━━━━━ Given information

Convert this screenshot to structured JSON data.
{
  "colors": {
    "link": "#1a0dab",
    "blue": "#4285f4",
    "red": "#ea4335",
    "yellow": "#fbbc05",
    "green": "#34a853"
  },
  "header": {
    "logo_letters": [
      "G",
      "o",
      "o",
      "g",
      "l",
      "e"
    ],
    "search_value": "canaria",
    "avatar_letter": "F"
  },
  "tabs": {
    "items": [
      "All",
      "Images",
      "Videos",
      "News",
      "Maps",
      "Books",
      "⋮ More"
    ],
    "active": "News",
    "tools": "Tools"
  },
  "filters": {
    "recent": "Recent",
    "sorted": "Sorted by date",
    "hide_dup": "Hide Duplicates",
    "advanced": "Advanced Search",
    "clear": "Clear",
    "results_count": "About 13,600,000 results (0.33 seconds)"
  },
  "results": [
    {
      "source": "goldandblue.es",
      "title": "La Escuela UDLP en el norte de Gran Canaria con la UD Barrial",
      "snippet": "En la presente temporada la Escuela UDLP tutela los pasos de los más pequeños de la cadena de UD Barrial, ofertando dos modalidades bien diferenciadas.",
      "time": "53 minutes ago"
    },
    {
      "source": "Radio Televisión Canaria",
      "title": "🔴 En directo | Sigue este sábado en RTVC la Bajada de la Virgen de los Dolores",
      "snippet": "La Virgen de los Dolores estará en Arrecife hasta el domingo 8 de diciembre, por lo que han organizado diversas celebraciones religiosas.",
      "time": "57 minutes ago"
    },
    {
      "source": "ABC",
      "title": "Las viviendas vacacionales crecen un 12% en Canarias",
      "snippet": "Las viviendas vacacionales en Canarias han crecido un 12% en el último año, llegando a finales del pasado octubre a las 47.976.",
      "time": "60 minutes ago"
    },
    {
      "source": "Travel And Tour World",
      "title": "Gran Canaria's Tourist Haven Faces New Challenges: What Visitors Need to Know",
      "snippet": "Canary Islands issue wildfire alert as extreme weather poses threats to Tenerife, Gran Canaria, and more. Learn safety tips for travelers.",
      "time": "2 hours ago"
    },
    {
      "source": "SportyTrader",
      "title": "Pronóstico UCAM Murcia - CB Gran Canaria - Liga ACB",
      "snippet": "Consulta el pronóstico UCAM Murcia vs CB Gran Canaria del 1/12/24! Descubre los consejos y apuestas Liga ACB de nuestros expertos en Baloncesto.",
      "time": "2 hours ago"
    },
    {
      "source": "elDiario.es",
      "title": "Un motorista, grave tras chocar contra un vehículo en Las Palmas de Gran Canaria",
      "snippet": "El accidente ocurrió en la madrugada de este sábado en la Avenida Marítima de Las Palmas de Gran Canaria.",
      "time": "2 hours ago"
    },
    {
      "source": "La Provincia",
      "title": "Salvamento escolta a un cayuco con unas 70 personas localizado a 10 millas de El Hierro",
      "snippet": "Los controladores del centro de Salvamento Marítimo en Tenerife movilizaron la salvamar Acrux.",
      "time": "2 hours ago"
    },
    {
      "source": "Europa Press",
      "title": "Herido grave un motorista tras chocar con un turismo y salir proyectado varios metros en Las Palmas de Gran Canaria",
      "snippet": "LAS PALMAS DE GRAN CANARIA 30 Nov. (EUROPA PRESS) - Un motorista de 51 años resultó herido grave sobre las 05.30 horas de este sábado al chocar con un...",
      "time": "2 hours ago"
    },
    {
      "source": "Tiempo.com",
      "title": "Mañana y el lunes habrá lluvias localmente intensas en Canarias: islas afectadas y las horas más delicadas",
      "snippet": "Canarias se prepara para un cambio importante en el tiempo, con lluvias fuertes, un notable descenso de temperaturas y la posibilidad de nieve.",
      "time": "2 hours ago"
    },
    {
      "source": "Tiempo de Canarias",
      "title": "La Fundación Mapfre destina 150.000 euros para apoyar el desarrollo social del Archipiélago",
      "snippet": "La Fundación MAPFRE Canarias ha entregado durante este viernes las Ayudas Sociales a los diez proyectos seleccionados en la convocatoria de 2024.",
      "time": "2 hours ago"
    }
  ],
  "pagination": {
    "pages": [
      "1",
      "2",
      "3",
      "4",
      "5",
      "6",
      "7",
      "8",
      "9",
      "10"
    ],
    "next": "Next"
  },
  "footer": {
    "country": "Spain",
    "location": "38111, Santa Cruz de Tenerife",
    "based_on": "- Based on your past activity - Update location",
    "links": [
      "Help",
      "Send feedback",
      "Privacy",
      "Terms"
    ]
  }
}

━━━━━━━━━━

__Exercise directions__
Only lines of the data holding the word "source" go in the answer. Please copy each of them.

__Written solution__
      "source": "goldandblue.es",
      "source": "Radio Televisión Canaria",
      "source": "ABC",
      "source": "Travel And Tour World",
      "source": "SportyTrader",
      "source": "elDiario.es",
      "source": "La Provincia",
      "source": "Europa Press",
      "source": "Tiempo.com",
      "source": "Tiempo de Canarias",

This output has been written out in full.